No matter what happens on your Bad Day of Climbing, you still spent your day doing something rad. Remember that the next time you’re in a bookstore and you see this magazine on a rack. Look around you, point at the cover, which probably shows someone pulling down on something hard, and say to yourself, as you point at your chest:
See this shit?! I do that, too. I’m a climber. But refrain from saying it outloud; someone might notice you’ve been nursing a chai, snaking wi-fi for hours.
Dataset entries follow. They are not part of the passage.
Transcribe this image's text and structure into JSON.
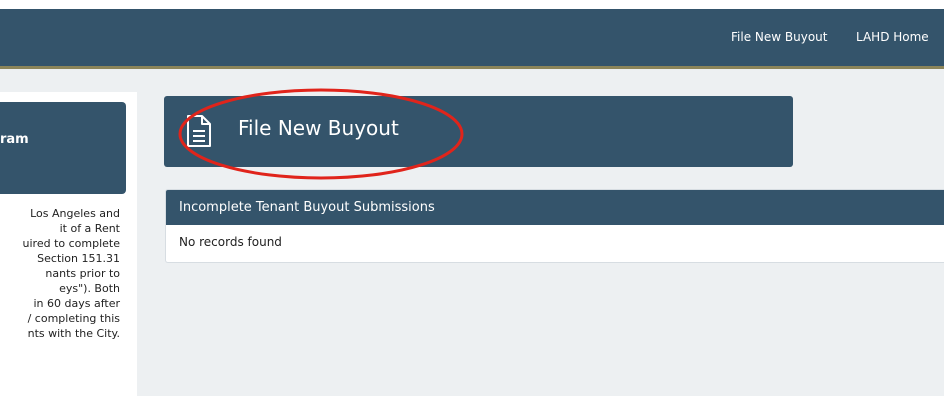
{
  "nav": {
    "links": [
      {
        "label": "File New Buyout"
      },
      {
        "label": "LAHD Home"
      }
    ]
  },
  "left_card": {
    "title": "ram",
    "body_lines": [
      "Los Angeles and",
      "it of a Rent",
      "uired to complete",
      "Section 151.31",
      "nants prior to",
      "eys\"). Both",
      "in 60 days after",
      "/ completing this",
      "nts with the City."
    ]
  },
  "buyout_card": {
    "title": "File New Buyout",
    "icon": "document-icon",
    "highlight_color": "#e0241b"
  },
  "incomplete_panel": {
    "title": "Incomplete Tenant Buyout Submissions",
    "empty_message": "No records found"
  },
  "colors": {
    "navbar": "#34546b",
    "navbar_border": "#8c855a",
    "page_bg": "#edf0f2"
  }
}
I grew up in the flat farmlands of our country, in a state that has about 100 sport and trad climbing routes in 56,000 square miles. My town didn’t have a public climbing gym until 2008. I remind myself all the time that I could very easily not be a climber, had I made one or two decisions differently. I especially like to remind myself of that on belay ledges 300 or so feet off the ground, because I’ve never been on one with a bad view. I turn away from the rock, check out the view of the mountains behind me, and think, Hell, this ain’t bad for a kid from Iowa. I mean, this is America. You can write your own story. You can grow up in Boulder, climbing before you can walk, or you can grow up in the middle of the plains—no matter what, when you top out, the smile on your face is the same as anyone else’s.
There are a handful of fairly famous videos of a climber throwing tantrums when he falls off a cutting-edge route, screaming in anger and making sounds like someone is horsewhipping him. What do you think when you see those videos? I usually think that I would rather climb with those Belgian dudes from Free South Africa and Vertical Sailing Greenland who take a mandolin and tin whistle on all their big wall climbs and goof off all the time... while crushing.
Next time a route gets you down, imagine you have to explain to your grandmother, or some other non-climber, why you’re so pissed that you didn’t send your project. “Well, Grandma, someone put a pair of chains 75 feet up this steep rock wall, and I wanted really badly to put on tight, painful shoes, tie a rope to my waist, and climb up the wall and clip my rope to those chains. But I only got 63 feet up, and I fell.”
Know what your grandma would say? “Oh, that’s too bad. I’m sure you’ll get up there and clip that rope to those chains someday, sweetie. When are you getting married?”
You ever let out a “woo hoo!” when you get to the top of a route? You should let one out in the middle of your climb, too. Because you’re climbing, which is fun— and not just the getting-to-the-top part. Hell, you should let out a “woo hoo” when you get out of the car at the trailhead. As Alex Lowe famously said, “The best climber in the world is the one having the most fun.” It’s cliche, but it’s true. Hard work and passion are important. But don’t let them be exclusive of fun. Your grandmother may not understand the endless pursuit of 5.12d, but she’ll get it if you never stop smiling.
Brendan Leonard is a contributing editor for Climbing. He lives in his van, sleeps on friends’ couches, and writes at semi-rad.com.